WHAT IS REQUIRED. Lines with the word "премией" are the ones wanted. Copy each of them from the entries below.

[Records from a collection]
=== Begin Enclosure ===
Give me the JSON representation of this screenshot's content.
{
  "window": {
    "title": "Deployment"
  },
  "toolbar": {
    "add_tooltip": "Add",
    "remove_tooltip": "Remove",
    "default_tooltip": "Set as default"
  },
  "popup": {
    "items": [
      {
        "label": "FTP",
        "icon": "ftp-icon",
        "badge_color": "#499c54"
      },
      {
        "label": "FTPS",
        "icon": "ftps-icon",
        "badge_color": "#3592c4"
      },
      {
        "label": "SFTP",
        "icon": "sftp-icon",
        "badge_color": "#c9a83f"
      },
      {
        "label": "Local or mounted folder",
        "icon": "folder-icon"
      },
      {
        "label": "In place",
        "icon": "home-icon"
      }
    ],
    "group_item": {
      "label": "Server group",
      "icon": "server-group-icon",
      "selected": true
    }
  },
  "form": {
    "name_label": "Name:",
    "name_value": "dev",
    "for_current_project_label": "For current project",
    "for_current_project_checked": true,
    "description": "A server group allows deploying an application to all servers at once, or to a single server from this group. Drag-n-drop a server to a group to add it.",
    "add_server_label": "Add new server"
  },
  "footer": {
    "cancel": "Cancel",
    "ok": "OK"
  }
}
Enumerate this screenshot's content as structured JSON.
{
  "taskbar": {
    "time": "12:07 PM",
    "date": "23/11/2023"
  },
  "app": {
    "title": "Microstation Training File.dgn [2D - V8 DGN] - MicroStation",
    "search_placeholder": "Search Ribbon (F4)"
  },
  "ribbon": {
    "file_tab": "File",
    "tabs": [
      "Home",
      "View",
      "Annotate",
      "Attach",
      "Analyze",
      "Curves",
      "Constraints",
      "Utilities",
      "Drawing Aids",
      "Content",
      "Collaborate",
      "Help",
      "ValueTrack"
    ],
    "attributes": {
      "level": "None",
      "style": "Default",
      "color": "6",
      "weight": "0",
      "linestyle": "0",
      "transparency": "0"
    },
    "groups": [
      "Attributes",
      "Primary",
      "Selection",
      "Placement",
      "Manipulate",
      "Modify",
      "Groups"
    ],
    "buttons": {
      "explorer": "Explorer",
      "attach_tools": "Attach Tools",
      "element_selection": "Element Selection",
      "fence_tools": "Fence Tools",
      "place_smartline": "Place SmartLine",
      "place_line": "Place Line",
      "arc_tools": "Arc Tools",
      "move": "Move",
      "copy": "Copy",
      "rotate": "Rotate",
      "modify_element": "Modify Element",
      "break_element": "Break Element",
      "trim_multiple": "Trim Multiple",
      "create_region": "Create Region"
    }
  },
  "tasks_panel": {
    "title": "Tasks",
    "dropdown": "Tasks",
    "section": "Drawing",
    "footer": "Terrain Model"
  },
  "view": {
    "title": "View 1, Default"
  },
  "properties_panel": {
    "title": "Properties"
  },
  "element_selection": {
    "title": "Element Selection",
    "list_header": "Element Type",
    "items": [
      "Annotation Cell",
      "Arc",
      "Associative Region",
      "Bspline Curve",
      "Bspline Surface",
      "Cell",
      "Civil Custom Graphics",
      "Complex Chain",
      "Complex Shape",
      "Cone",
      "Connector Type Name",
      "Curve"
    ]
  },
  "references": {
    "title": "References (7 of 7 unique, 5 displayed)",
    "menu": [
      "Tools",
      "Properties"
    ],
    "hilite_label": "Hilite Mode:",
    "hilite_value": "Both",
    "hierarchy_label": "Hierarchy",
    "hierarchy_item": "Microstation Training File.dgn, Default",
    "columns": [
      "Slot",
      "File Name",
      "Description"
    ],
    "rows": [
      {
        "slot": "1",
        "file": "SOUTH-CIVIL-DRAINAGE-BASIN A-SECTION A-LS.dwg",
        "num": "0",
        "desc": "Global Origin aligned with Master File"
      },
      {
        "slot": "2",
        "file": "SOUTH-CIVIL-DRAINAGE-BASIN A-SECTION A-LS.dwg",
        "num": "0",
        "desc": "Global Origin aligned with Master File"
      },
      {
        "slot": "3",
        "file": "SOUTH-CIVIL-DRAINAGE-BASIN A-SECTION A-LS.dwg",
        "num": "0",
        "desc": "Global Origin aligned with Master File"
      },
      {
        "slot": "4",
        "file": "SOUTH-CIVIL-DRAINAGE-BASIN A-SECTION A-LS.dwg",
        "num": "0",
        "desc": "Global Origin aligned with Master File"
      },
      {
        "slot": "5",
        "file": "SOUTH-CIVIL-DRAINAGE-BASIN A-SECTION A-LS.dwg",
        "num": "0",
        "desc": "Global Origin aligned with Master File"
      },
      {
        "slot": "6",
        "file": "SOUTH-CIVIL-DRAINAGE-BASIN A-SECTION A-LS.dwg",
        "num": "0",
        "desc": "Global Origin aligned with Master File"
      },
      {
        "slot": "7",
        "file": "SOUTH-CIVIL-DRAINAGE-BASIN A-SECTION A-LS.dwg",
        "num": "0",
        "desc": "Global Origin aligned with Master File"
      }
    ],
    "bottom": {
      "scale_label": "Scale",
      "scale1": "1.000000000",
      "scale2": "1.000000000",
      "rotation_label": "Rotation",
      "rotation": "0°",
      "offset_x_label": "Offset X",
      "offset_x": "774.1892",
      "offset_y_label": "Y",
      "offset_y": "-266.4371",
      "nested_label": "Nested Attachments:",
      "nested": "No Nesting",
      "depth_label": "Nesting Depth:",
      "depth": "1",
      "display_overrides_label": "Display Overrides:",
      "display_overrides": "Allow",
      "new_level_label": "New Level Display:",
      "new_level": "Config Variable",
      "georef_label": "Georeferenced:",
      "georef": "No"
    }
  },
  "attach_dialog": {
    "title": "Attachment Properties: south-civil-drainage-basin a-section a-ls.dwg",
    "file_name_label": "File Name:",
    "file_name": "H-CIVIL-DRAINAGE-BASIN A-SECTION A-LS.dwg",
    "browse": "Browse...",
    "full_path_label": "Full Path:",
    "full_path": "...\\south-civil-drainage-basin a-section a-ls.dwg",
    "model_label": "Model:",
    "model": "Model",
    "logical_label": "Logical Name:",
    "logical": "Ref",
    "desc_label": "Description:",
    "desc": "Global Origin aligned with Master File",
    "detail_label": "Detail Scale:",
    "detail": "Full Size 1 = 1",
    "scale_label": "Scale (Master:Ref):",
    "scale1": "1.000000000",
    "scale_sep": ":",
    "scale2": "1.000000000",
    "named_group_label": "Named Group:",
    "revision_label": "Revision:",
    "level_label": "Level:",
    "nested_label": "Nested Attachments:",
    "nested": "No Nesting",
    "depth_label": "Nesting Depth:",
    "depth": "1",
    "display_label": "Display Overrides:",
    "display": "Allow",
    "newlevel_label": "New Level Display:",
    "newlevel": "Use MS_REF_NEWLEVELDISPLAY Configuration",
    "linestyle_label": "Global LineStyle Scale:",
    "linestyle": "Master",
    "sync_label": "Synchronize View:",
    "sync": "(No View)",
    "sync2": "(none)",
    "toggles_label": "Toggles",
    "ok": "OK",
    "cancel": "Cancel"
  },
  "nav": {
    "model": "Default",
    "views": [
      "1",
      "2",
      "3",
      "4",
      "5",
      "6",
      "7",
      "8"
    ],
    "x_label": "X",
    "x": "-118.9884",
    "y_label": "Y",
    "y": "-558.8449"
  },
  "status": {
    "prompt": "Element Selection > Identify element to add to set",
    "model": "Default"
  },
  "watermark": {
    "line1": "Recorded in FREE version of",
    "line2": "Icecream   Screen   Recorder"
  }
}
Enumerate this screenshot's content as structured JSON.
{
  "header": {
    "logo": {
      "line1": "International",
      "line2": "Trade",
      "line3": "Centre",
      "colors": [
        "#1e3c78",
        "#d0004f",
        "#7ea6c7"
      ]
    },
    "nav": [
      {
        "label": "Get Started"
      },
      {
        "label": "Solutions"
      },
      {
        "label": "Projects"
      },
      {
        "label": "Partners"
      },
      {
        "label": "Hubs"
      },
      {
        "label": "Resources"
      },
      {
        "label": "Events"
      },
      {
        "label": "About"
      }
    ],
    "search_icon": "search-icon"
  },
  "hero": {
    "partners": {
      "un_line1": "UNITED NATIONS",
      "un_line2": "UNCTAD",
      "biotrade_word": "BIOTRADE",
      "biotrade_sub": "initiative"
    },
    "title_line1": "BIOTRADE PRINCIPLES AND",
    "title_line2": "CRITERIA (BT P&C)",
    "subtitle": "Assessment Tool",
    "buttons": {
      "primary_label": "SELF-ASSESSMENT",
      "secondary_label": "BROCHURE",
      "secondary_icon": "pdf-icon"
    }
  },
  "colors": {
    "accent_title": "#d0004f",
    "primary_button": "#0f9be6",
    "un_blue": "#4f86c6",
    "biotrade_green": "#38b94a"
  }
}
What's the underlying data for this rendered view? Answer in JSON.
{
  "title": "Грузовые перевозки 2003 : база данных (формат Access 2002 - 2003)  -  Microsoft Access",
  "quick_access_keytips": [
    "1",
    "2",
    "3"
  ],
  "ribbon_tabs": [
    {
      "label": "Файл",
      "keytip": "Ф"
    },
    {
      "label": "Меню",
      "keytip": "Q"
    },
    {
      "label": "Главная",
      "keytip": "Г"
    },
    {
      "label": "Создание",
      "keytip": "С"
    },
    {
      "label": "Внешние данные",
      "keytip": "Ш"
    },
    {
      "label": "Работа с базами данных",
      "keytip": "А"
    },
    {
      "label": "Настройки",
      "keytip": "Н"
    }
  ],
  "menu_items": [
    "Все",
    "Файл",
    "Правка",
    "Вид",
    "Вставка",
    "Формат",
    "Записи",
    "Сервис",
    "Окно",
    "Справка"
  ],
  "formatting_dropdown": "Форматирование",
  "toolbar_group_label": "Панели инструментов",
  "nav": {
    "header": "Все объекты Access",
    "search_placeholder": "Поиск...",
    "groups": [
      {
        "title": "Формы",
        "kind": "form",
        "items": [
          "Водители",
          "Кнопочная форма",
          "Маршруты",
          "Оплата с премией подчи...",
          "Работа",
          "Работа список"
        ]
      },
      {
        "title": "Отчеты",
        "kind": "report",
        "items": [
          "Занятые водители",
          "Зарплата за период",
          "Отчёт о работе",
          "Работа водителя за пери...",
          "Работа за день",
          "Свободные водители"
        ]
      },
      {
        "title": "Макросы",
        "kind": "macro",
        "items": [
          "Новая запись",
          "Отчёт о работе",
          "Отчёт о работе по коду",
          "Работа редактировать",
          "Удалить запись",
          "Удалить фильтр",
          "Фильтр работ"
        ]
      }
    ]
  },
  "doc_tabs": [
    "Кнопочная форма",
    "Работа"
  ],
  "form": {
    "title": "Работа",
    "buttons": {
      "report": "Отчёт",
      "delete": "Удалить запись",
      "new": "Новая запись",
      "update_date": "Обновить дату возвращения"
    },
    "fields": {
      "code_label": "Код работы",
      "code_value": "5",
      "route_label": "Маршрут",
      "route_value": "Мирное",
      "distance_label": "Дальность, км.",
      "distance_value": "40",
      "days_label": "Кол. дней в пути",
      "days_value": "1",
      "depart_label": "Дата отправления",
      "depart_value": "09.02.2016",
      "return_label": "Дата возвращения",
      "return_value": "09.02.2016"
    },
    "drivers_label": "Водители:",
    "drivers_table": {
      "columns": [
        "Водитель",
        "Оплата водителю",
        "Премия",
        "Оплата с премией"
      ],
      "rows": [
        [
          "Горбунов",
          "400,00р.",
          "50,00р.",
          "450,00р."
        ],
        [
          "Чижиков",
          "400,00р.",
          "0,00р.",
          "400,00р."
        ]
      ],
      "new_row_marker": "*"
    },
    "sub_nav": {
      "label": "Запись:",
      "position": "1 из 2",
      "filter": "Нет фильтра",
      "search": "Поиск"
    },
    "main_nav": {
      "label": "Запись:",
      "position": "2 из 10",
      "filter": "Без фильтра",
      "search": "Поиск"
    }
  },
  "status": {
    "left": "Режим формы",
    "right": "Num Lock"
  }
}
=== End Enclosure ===
ANSWER FOR THE TASK.
          "Оплата с премией подчи...",
        "Оплата с премией"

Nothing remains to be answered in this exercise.